Rightist Jewish organization sues Sheikh Jarrah activists for libel
Elad demands NIS 500,000 in damages from leftist activists for claiming that Elad's operations cause harm to East Jerusalem Palestinians.
The Elad organization filed a libel suit against 15 activists in the Sheikh Jarrah Solidarity Movement. The suit, demanding NIS 500,000 in damages, claims the activists sullied the good name of Elad during an activity they held on Passover at the gate to City of David, an archeological site in East Jerusalem operated by Elad. The activists handed out information materials to visitors and held alternative tours of the site, stressing the damage they said was being caused to local Palestinian residents by Elad's operation of the site.
Elad was particularly incensed by Solidarity's claim that a security guard employed by the organization shot dead a Palestinian resident of Silwan, Samer Sirhan, eight months ago.

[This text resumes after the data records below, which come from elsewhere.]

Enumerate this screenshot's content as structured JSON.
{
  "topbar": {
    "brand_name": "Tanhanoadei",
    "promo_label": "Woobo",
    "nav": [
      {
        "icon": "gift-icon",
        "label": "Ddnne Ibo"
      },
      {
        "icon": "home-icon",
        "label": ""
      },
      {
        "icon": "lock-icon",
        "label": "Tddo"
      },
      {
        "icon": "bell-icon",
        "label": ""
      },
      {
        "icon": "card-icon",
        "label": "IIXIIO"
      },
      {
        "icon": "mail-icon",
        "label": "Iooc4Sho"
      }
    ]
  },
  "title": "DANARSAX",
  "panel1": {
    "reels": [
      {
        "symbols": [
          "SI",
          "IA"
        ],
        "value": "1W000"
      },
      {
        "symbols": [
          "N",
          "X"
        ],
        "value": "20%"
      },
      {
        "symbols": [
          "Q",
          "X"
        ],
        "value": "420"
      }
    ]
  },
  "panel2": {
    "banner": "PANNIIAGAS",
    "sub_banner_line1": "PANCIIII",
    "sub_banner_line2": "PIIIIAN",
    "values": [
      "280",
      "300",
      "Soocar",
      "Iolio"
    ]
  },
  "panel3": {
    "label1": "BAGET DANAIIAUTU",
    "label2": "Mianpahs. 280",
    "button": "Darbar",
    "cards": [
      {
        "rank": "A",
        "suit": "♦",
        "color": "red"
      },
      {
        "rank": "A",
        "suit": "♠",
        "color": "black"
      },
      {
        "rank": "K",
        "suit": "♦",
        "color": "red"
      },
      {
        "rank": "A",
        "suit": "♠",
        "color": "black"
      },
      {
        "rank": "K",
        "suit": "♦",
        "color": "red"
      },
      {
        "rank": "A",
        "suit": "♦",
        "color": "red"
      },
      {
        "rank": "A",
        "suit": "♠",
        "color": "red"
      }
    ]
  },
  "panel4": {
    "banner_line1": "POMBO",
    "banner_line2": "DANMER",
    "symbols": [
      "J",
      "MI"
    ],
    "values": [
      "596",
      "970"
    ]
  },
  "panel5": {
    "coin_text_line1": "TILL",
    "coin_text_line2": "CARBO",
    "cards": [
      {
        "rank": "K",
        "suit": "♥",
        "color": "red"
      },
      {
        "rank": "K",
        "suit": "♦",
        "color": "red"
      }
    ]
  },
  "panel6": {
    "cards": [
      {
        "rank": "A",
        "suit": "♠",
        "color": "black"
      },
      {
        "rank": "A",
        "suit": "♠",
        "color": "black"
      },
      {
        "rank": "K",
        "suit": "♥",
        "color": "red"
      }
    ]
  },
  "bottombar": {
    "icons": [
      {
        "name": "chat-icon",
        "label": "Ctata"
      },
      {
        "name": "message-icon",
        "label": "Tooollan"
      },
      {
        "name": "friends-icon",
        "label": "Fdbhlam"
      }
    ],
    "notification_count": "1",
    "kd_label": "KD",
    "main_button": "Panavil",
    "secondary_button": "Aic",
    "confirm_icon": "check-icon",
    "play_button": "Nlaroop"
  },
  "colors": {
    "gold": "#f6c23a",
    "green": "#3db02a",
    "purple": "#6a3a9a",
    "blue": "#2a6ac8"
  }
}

They stressed that while Solidarity activists linked the guard to Elad, he was, in fact, employed by the Housing Ministry. In the last year the movement has filed libel suits against a number of activists and leftist groups.
Solidarity said in response that the attempts of Elad and other extremist elements to intimidate its activists "testify to the panic experienced by the leaders of the settlement when Solidarity systematically exposes the true and dangerous face of the settlement activity in East Jerusalem."
Elad spokesman Udi Ragones said that a libel suit was the only democratic means left for his organization. He said that Elad did not aim to restrict freedom of speech, but to support public debate within the boundaries of the law and good taste.
Ragones also denied any connection to graffiti sprayed near the homes of two Solidarity activists in West Jerusalem. The slogans included "death to lefties" and "price tag."
Meanwhile, a violent clash took place yesterday between settlers and Palestinians in the Hinnom Valley, between the neighborhoods of Silwan and Abu Tor in East Jerusalem. The Palestinians claimed that the settlers, who live in a house nearby and have links to the Elad organization, tried to fence off a plot of land that didn't belonged to them. The settlers claimed that they began building a fence after a neighbor tried to plant trees on their property. The argument exploded into a violent brawl with stone throwing, only days after large numbers of protesters and police clashed nearby during Nakba Day. Policemen who arrived at the scene broke up the brawl and detained two people from each side for questioning.